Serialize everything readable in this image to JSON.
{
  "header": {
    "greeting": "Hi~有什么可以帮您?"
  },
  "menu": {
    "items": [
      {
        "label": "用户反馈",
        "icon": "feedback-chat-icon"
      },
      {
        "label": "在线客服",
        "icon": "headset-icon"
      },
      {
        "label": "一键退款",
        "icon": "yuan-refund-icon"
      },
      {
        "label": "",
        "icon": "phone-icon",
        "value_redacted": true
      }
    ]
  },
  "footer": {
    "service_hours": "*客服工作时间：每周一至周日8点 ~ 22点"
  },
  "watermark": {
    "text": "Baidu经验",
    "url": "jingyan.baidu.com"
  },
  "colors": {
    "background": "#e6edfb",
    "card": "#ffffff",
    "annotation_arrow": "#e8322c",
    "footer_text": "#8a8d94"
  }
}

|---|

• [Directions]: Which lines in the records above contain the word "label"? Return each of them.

• [Your response]:
        "label": "用户反馈",
        "label": "在线客服",
        "label": "一键退款",
        "label": "",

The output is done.